It’s amazing what a reward system will accomplish if the consequences for completing class work, staying in their seat, and not making car noises during math class are important and consistently delivered! Once your child realizes self-control and success via one or more of these methods, he’ll feel on top of the work in the classroom and less worried about being “picked on” by the teacher or others.

What to Expect as Your Child Moves to Middle and High SchoolSchool refusal generally decreases dramatically as children grow older. Although social rejection still can play a major role in adolescence, the sheer size of most middle and high schools lends itself to kids finding a buddy or two. Also, many academic problems have been worked out by then — either through direct remediation, compensation, or inclusion in a special program at school. In addition, the fidgety second grader usually becomes calmer by middle school and no longer is constantly chided by teachers to sit still. He may still be displaying inattention, but generally this does not lead to behavior-based referrals or classroom embarrassment.

There is a light at the end of the tunnel — the Monday morning chorus of, “I hate school, do I hafta go?” decreases as your child gets older. The trick is to decipher what’s motivating the school refusal behavior and to take the appropriate steps toward remediation.

Living the Law
Worried about your child’s school performance, attitude, or academic self-confidence? Check out the following suggestions.

Have a heart-to-heart chat with your kid. Is he refusing to go to school because he feels socially outcast or academically inferior, or could it be that he’s uncomfortable because he just can’t sit still? Often your child will know and can talk about what is really going on at school, especially if you’ve already worked on .
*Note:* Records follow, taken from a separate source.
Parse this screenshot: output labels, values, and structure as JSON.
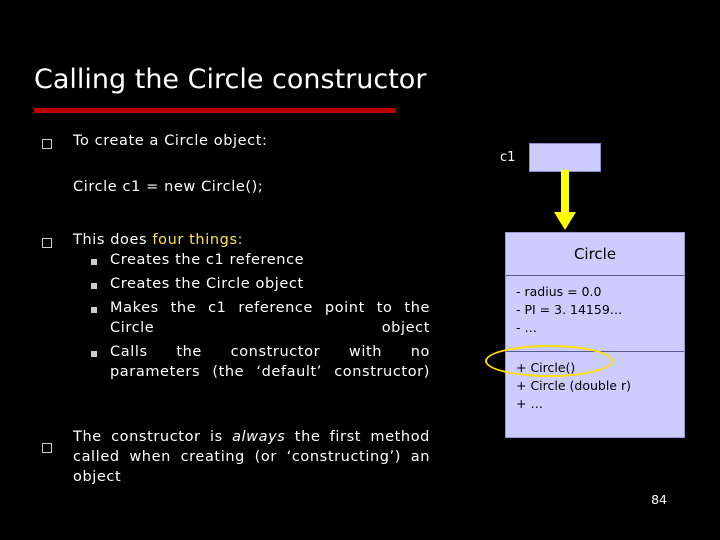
{
  "slide": {
    "title": "Calling the Circle constructor",
    "page_number": "84",
    "bullets": [
      {
        "marker": "square-outline",
        "lines": [
          "To create a Circle object:"
        ]
      },
      {
        "marker": "none",
        "lines": [
          "Circle c1 = new Circle();"
        ]
      },
      {
        "marker": "square-outline",
        "lead": "This does ",
        "lead_highlight": "four things:",
        "sub_items": [
          "Creates the c1 reference",
          "Creates the Circle object",
          "Makes  the  c1  reference  point to the Circle object",
          "Calls  the  constructor  with  no parameters    (the    ‘default’ constructor)"
        ]
      },
      {
        "marker": "square-outline",
        "lines_rich": {
          "pre": "The  constructor  is  ",
          "emphasis": "always",
          "post": "  the  first method  called  when  creating  (or ‘constructing’) an object"
        }
      }
    ]
  },
  "diagram": {
    "reference_label": "c1",
    "reference_box_fill": "#ccccfd",
    "arrow_color": "#ffff00",
    "class_box": {
      "name": "Circle",
      "attributes": [
        "- radius = 0.0",
        "- PI = 3. 14159…",
        "- …"
      ],
      "operations": [
        "+ Circle()",
        "+ Circle (double r)",
        "+ …"
      ],
      "fill": "#ccccfd",
      "highlight_color": "#ffe000",
      "highlighted_operation": "+ Circle()"
    }
  },
  "colors": {
    "background": "#000000",
    "title_rule": "#bb0000",
    "highlight_text": "#ffe44d",
    "body_text": "#ffffff"
  }
}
If your child is clueless, check with the teacher. Often a savvy teacher has a hunch about what’s really cooking with your kid. But, if she’s unsure as to the basis of the problems, it may be wise to seek professional help for specific recommendations.

Contact your school counselor to set up a complete psychoeducational evaluation. This will help to determine your child’s strengths and weaknesses in order to begin a program of remediation. It may be beneficial to set him up in a special class or program to meet his unique needs, or after-school tutoring or remediation just may do the trick.

Set up a study skills program. If you see that your child is disorganized in school or during homework time and the psychoeducational evaluation shows no deficits, then it’s a matter of teaching him good study skills. Use a daily assignment sheet that the child fills in and each teacher signs to validate that the homework and test dates are accurate. The child uses this guide to determine what books and folders need to be taken home each day.

Next, make sure that homework is completed in a timely fashion. Quiz the kid to make sure that he’s comprehending what he’s reading, and review what he doesn’t seem to know. Teach him to pack his organizer and book bag at night, so that in the morning he’s ready to go. You may find that , is beneficial in motivating your child to learn and employ good study skills.

If your child is socially anxious, let him know that he’s not alone. Many children go through a period of feeling alone, invisible, or “out-of-it.” Help to begin or cement new friendships by contacting some classmates’ parents to set up playdates. All your child may need is one good friend to sit with at lunch or to play with at recess to feel on top of the world. She’ll gain confidence and social skills as her relationships progress. It’s not only OK but at times necessary for parents to jumpstart friendships and to promote pro-social behavior in their children.

NEXT WEEK: The importance of keeping your cool

Dr. Peters is a clinical psychologist and regular contributor to “Today.” For more information you can visit her Web site at . Copyright ©2005 by Ruth A. Peters, Ph.D. All rights reserved.

PLEASE NOTE: The information in this column should not be construed as providing specific psychological or medical advice, but rather to offer readers information to better understand the lives and health of themselves and their children. It is not intended to provide an alternative to professional treatment or to replace the services of a physician, psychiatrist or psychotherapist.